Glaucoma and Marijuana

Eye Care & Surgery Center NJ Bladeless LASIK Laser Cataract Surgeon Blog

Friday, May 13, 2011

Glaucoma and Marijuana

Thank you to Dr. Joel Confino, our guest blogger today, for sharing his insights and knowledge with us.

Alternative medicine and therapy have been increasing in popularity in recent years. One of the areas of interest has been the treatment of glaucoma with marijuana. Glaucoma is an eye disease resulting in loss of vision from damage to the optic nerve. One of the many factors that can cause this is elevated intra-ocular pressure, or IOP. There are various standard treatments for glaucoma, including eye drops, laser surgery and standard surgery.

Marijuana has been studied with regard to potential medical benefits, (in addition to the known recreational benefits!). Many states have passed medical marijuana laws so that chronic pain sufferers and others can gain relief from some of the proven, positive effects of the substance.

An initial study in the 1970’s reported lowering IOP with the use of marijuana. The active ingredient was identified and analyzed when administered in various forms, such as via smoking, oral intake or eye drops. The lowering effect upon IOP was found to be of short duration, less than that of standard treatments such as eye drops. The best effective route of administration was via smoking, followed by oral and intravenous methods. The eye drops were not effective in lowering IOP. In addition, the quantities of the drug that were required to achieve an adequate IOP lowering effect were too high, and resulted in many well-known side effects, such as red eye, increased heart rate, decreased motor coordination, memory and concentration, as well as lung disease. As a result it has not been approved for the treatment of glaucoma.

It is possible that in the future, a more effective formulation for an eye drop will be developed.
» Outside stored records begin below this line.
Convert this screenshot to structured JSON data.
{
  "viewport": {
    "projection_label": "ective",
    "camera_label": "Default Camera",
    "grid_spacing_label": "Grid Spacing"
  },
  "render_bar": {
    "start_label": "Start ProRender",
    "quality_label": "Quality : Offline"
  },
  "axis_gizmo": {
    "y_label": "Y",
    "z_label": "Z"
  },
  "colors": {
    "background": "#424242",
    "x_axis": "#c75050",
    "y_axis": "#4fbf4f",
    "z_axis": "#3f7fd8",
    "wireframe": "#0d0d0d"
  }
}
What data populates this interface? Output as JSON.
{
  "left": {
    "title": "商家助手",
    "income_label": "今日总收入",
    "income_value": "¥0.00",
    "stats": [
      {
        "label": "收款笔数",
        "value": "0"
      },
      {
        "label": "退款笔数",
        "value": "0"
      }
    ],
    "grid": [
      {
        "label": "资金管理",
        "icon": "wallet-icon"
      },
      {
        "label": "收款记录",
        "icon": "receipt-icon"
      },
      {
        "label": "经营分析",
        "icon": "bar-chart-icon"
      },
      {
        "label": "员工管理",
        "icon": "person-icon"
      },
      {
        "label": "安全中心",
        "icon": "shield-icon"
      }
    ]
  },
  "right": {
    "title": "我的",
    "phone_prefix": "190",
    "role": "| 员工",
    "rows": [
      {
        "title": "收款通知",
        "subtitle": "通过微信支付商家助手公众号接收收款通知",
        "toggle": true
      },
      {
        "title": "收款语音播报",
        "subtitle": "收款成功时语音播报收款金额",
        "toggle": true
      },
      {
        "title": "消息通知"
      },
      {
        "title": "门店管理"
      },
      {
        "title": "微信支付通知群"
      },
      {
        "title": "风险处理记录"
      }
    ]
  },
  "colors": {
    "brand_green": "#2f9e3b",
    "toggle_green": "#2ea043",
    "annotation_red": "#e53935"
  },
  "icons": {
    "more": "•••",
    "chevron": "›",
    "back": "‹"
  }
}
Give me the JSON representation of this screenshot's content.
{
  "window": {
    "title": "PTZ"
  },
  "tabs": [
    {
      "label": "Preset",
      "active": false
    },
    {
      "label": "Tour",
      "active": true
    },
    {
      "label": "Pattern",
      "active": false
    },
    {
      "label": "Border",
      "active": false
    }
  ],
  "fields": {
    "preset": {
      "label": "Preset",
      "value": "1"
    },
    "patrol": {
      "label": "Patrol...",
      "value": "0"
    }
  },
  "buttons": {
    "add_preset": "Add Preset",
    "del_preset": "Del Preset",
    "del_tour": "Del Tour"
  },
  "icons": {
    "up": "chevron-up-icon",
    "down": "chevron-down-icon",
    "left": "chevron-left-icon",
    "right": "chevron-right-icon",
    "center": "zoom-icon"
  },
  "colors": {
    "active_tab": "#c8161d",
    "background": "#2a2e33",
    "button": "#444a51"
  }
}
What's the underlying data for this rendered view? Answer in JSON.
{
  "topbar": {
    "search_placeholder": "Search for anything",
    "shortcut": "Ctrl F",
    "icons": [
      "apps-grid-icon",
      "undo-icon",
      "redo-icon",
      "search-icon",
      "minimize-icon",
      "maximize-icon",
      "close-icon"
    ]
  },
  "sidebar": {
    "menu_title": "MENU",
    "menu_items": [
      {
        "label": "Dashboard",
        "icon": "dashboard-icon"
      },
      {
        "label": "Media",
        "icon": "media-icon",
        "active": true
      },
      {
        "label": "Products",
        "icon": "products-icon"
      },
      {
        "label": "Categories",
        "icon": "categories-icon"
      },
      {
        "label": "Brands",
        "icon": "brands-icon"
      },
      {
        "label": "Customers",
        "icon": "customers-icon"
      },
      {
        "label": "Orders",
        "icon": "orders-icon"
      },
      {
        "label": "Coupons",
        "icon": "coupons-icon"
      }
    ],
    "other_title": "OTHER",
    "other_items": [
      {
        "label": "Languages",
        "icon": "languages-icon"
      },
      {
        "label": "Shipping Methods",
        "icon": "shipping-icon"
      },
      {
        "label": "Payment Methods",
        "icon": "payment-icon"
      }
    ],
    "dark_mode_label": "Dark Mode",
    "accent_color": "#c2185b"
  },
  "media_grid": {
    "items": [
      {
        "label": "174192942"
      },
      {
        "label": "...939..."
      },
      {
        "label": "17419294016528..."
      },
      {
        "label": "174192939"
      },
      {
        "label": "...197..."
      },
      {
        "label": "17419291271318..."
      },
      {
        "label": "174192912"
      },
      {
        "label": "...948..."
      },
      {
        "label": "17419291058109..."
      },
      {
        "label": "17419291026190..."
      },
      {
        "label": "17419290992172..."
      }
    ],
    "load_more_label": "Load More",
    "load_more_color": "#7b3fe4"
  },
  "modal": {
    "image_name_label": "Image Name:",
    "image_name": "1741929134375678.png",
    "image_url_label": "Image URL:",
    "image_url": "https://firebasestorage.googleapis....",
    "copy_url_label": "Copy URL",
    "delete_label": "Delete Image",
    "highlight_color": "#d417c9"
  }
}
There are other potential health benefits for the eye, such as the treatment of macular degeneration, which has not yet been proven but is of theoretical interest due to the anti-oxidant effect of the drug.

In summary, marijuana will not be found stocked among the eye drops in the drugstore anytime soon, but future studies and formulations of the active ingredient could potentially lead to a method of use that is safe and effective.